------ ENTRIES SUPPLIED

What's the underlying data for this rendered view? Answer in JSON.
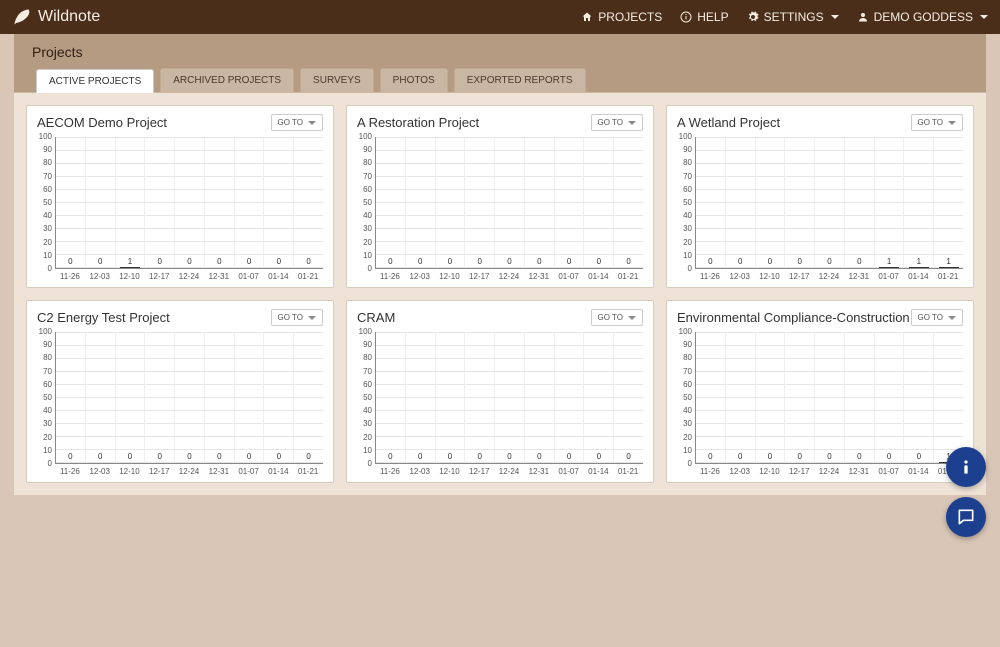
{
  "brand": "Wildnote",
  "nav": {
    "projects": "PROJECTS",
    "help": "HELP",
    "settings": "SETTINGS",
    "user": "DEMO GODDESS"
  },
  "page_title": "Projects",
  "tabs": [
    {
      "label": "ACTIVE PROJECTS",
      "active": true
    },
    {
      "label": "ARCHIVED PROJECTS",
      "active": false
    },
    {
      "label": "SURVEYS",
      "active": false
    },
    {
      "label": "PHOTOS",
      "active": false
    },
    {
      "label": "EXPORTED REPORTS",
      "active": false
    }
  ],
  "goto_label": "GO TO",
  "chart_data": [
    {
      "title": "AECOM Demo Project",
      "type": "bar",
      "ylim": [
        0,
        100
      ],
      "yticks": [
        100,
        90,
        80,
        70,
        60,
        50,
        40,
        30,
        20,
        10,
        0
      ],
      "categories": [
        "11-26",
        "12-03",
        "12-10",
        "12-17",
        "12-24",
        "12-31",
        "01-07",
        "01-14",
        "01-21"
      ],
      "values": [
        0,
        0,
        1,
        0,
        0,
        0,
        0,
        0,
        0
      ]
    },
    {
      "title": "A Restoration Project",
      "type": "bar",
      "ylim": [
        0,
        100
      ],
      "yticks": [
        100,
        90,
        80,
        70,
        60,
        50,
        40,
        30,
        20,
        10,
        0
      ],
      "categories": [
        "11-26",
        "12-03",
        "12-10",
        "12-17",
        "12-24",
        "12-31",
        "01-07",
        "01-14",
        "01-21"
      ],
      "values": [
        0,
        0,
        0,
        0,
        0,
        0,
        0,
        0,
        0
      ]
    },
    {
      "title": "A Wetland Project",
      "type": "bar",
      "ylim": [
        0,
        100
      ],
      "yticks": [
        100,
        90,
        80,
        70,
        60,
        50,
        40,
        30,
        20,
        10,
        0
      ],
      "categories": [
        "11-26",
        "12-03",
        "12-10",
        "12-17",
        "12-24",
        "12-31",
        "01-07",
        "01-14",
        "01-21"
      ],
      "values": [
        0,
        0,
        0,
        0,
        0,
        0,
        1,
        1,
        1
      ]
    },
    {
      "title": "C2 Energy Test Project",
      "type": "bar",
      "ylim": [
        0,
        100
      ],
      "yticks": [
        100,
        90,
        80,
        70,
        60,
        50,
        40,
        30,
        20,
        10,
        0
      ],
      "categories": [
        "11-26",
        "12-03",
        "12-10",
        "12-17",
        "12-24",
        "12-31",
        "01-07",
        "01-14",
        "01-21"
      ],
      "values": [
        0,
        0,
        0,
        0,
        0,
        0,
        0,
        0,
        0
      ]
    },
    {
      "title": "CRAM",
      "type": "bar",
      "ylim": [
        0,
        100
      ],
      "yticks": [
        100,
        90,
        80,
        70,
        60,
        50,
        40,
        30,
        20,
        10,
        0
      ],
      "categories": [
        "11-26",
        "12-03",
        "12-10",
        "12-17",
        "12-24",
        "12-31",
        "01-07",
        "01-14",
        "01-21"
      ],
      "values": [
        0,
        0,
        0,
        0,
        0,
        0,
        0,
        0,
        0
      ]
    },
    {
      "title": "Environmental Compliance-Construction",
      "type": "bar",
      "ylim": [
        0,
        100
      ],
      "yticks": [
        100,
        90,
        80,
        70,
        60,
        50,
        40,
        30,
        20,
        10,
        0
      ],
      "categories": [
        "11-26",
        "12-03",
        "12-10",
        "12-17",
        "12-24",
        "12-31",
        "01-07",
        "01-14",
        "01-21"
      ],
      "values": [
        0,
        0,
        0,
        0,
        0,
        0,
        0,
        0,
        1
      ]
    }
  ]
}
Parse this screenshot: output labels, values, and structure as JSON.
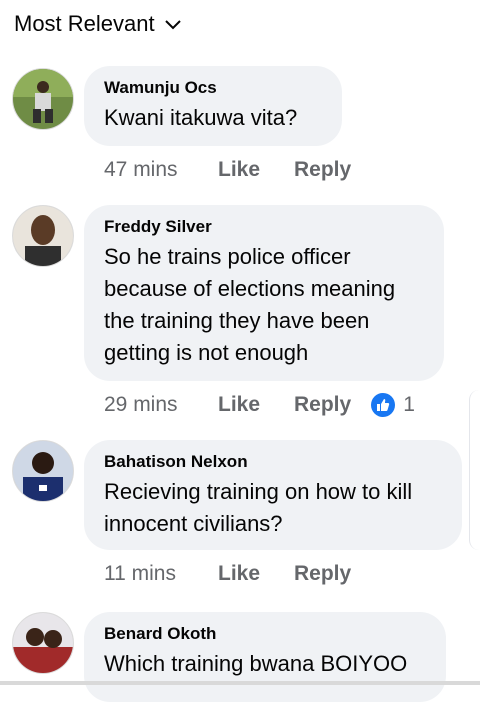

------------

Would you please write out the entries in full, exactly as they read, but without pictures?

What's the underlying data for this rendered view? Answer in JSON.
{
  "brand": "Wildnote",
  "nav": {
    "projects": "PROJECTS",
    "help": "HELP",
    "settings": "SETTINGS",
    "user": "DEMO GODDESS"
  },
  "page_title": "Projects",
  "tabs": [
    {
      "label": "ACTIVE PROJECTS",
      "active": true
    },
    {
      "label": "ARCHIVED PROJECTS",
      "active": false
    },
    {
      "label": "SURVEYS",
      "active": false
    },
    {
      "label": "PHOTOS",
      "active": false
    },
    {
      "label": "EXPORTED REPORTS",
      "active": false
    }
  ],
  "goto_label": "GO TO",
  "chart_data": [
    {
      "title": "AECOM Demo Project",
      "type": "bar",
      "ylim": [
        0,
        100
      ],
      "yticks": [
        100,
        90,
        80,
        70,
        60,
        50,
        40,
        30,
        20,
        10,
        0
      ],
      "categories": [
        "11-26",
        "12-03",
        "12-10",
        "12-17",
        "12-24",
        "12-31",
        "01-07",
        "01-14",
        "01-21"
      ],
      "values": [
        0,
        0,
        1,
        0,
        0,
        0,
        0,
        0,
        0
      ]
    },
    {
      "title": "A Restoration Project",
      "type": "bar",
      "ylim": [
        0,
        100
      ],
      "yticks": [
        100,
        90,
        80,
        70,
        60,
        50,
        40,
        30,
        20,
        10,
        0
      ],
      "categories": [
        "11-26",
        "12-03",
        "12-10",
        "12-17",
        "12-24",
        "12-31",
        "01-07",
        "01-14",
        "01-21"
      ],
      "values": [
        0,
        0,
        0,
        0,
        0,
        0,
        0,
        0,
        0
      ]
    },
    {
      "title": "A Wetland Project",
      "type": "bar",
      "ylim": [
        0,
        100
      ],
      "yticks": [
        100,
        90,
        80,
        70,
        60,
        50,
        40,
        30,
        20,
        10,
        0
      ],
      "categories": [
        "11-26",
        "12-03",
        "12-10",
        "12-17",
        "12-24",
        "12-31",
        "01-07",
        "01-14",
        "01-21"
      ],
      "values": [
        0,
        0,
        0,
        0,
        0,
        0,
        1,
        1,
        1
      ]
    },
    {
      "title": "C2 Energy Test Project",
      "type": "bar",
      "ylim": [
        0,
        100
      ],
      "yticks": [
        100,
        90,
        80,
        70,
        60,
        50,
        40,
        30,
        20,
        10,
        0
      ],
      "categories": [
        "11-26",
        "12-03",
        "12-10",
        "12-17",
        "12-24",
        "12-31",
        "01-07",
        "01-14",
        "01-21"
      ],
      "values": [
        0,
        0,
        0,
        0,
        0,
        0,
        0,
        0,
        0
      ]
    },
    {
      "title": "CRAM",
      "type": "bar",
      "ylim": [
        0,
        100
      ],
      "yticks": [
        100,
        90,
        80,
        70,
        60,
        50,
        40,
        30,
        20,
        10,
        0
      ],
      "categories": [
        "11-26",
        "12-03",
        "12-10",
        "12-17",
        "12-24",
        "12-31",
        "01-07",
        "01-14",
        "01-21"
      ],
      "values": [
        0,
        0,
        0,
        0,
        0,
        0,
        0,
        0,
        0
      ]
    },
    {
      "title": "Environmental Compliance-Construction",
      "type": "bar",
      "ylim": [
        0,
        100
      ],
      "yticks": [
        100,
        90,
        80,
        70,
        60,
        50,
        40,
        30,
        20,
        10,
        0
      ],
      "categories": [
        "11-26",
        "12-03",
        "12-10",
        "12-17",
        "12-24",
        "12-31",
        "01-07",
        "01-14",
        "01-21"
      ],
      "values": [
        0,
        0,
        0,
        0,
        0,
        0,
        0,
        0,
        1
      ]
    }
  ]
}
Parse this screenshot: output labels, values, and structure as JSON.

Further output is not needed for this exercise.